Task to complete — Copy all records verbatim.
-- Material provided follows --
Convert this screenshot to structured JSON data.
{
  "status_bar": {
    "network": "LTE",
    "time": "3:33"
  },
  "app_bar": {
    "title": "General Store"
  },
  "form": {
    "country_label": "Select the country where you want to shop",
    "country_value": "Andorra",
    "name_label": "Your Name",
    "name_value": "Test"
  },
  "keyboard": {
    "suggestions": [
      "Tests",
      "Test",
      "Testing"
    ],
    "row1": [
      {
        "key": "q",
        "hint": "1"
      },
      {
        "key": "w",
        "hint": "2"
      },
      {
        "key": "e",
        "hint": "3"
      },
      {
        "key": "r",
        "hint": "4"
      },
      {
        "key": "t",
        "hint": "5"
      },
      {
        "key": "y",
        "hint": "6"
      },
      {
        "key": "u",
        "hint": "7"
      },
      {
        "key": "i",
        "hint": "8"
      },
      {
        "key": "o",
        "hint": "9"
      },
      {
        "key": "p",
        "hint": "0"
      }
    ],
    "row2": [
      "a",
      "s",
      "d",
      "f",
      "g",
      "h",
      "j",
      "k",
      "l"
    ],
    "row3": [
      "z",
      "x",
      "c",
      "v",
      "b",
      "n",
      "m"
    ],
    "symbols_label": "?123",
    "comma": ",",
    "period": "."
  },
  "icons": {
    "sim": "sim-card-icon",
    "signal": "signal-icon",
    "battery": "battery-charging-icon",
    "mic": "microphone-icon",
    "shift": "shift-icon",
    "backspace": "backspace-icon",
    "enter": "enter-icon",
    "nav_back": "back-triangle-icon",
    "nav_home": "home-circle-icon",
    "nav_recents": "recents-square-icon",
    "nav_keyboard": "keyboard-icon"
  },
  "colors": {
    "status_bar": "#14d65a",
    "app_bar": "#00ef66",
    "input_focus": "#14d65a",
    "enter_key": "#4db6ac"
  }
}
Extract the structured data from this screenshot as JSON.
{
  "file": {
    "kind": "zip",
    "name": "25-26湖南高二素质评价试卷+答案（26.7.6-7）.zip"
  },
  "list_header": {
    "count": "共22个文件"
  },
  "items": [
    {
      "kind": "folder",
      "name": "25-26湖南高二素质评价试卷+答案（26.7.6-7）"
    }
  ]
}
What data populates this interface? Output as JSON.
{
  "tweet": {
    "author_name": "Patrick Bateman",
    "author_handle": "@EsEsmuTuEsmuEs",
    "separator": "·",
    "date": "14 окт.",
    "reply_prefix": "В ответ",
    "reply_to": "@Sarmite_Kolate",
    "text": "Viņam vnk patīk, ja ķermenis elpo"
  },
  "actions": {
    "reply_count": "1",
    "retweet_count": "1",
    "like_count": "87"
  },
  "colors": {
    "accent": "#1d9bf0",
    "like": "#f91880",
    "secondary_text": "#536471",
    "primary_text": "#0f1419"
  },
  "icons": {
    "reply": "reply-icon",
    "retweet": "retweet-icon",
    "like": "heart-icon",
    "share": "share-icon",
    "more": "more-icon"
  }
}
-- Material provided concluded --
Task output —
Convert this screenshot to structured JSON data.
{
  "status_bar": {
    "network": "LTE",
    "time": "3:33"
  },
  "app_bar": {
    "title": "General Store"
  },
  "form": {
    "country_label": "Select the country where you want to shop",
    "country_value": "Andorra",
    "name_label": "Your Name",
    "name_value": "Test"
  },
  "keyboard": {
    "suggestions": [
      "Tests",
      "Test",
      "Testing"
    ],
    "row1": [
      {
        "key": "q",
        "hint": "1"
      },
      {
        "key": "w",
        "hint": "2"
      },
      {
        "key": "e",
        "hint": "3"
      },
      {
        "key": "r",
        "hint": "4"
      },
      {
        "key": "t",
        "hint": "5"
      },
      {
        "key": "y",
        "hint": "6"
      },
      {
        "key": "u",
        "hint": "7"
      },
      {
        "key": "i",
        "hint": "8"
      },
      {
        "key": "o",
        "hint": "9"
      },
      {
        "key": "p",
        "hint": "0"
      }
    ],
    "row2": [
      "a",
      "s",
      "d",
      "f",
      "g",
      "h",
      "j",
      "k",
      "l"
    ],
    "row3": [
      "z",
      "x",
      "c",
      "v",
      "b",
      "n",
      "m"
    ],
    "symbols_label": "?123",
    "comma": ",",
    "period": "."
  },
  "icons": {
    "sim": "sim-card-icon",
    "signal": "signal-icon",
    "battery": "battery-charging-icon",
    "mic": "microphone-icon",
    "shift": "shift-icon",
    "backspace": "backspace-icon",
    "enter": "enter-icon",
    "nav_back": "back-triangle-icon",
    "nav_home": "home-circle-icon",
    "nav_recents": "recents-square-icon",
    "nav_keyboard": "keyboard-icon"
  },
  "colors": {
    "status_bar": "#14d65a",
    "app_bar": "#00ef66",
    "input_focus": "#14d65a",
    "enter_key": "#4db6ac"
  }
}
Extract the structured data from this screenshot as JSON.
{
  "file": {
    "kind": "zip",
    "name": "25-26湖南高二素质评价试卷+答案（26.7.6-7）.zip"
  },
  "list_header": {
    "count": "共22个文件"
  },
  "items": [
    {
      "kind": "folder",
      "name": "25-26湖南高二素质评价试卷+答案（26.7.6-7）"
    }
  ]
}
What data populates this interface? Output as JSON.
{
  "tweet": {
    "author_name": "Patrick Bateman",
    "author_handle": "@EsEsmuTuEsmuEs",
    "separator": "·",
    "date": "14 окт.",
    "reply_prefix": "В ответ",
    "reply_to": "@Sarmite_Kolate",
    "text": "Viņam vnk patīk, ja ķermenis elpo"
  },
  "actions": {
    "reply_count": "1",
    "retweet_count": "1",
    "like_count": "87"
  },
  "colors": {
    "accent": "#1d9bf0",
    "like": "#f91880",
    "secondary_text": "#536471",
    "primary_text": "#0f1419"
  },
  "icons": {
    "reply": "reply-icon",
    "retweet": "retweet-icon",
    "like": "heart-icon",
    "share": "share-icon",
    "more": "more-icon"
  }
}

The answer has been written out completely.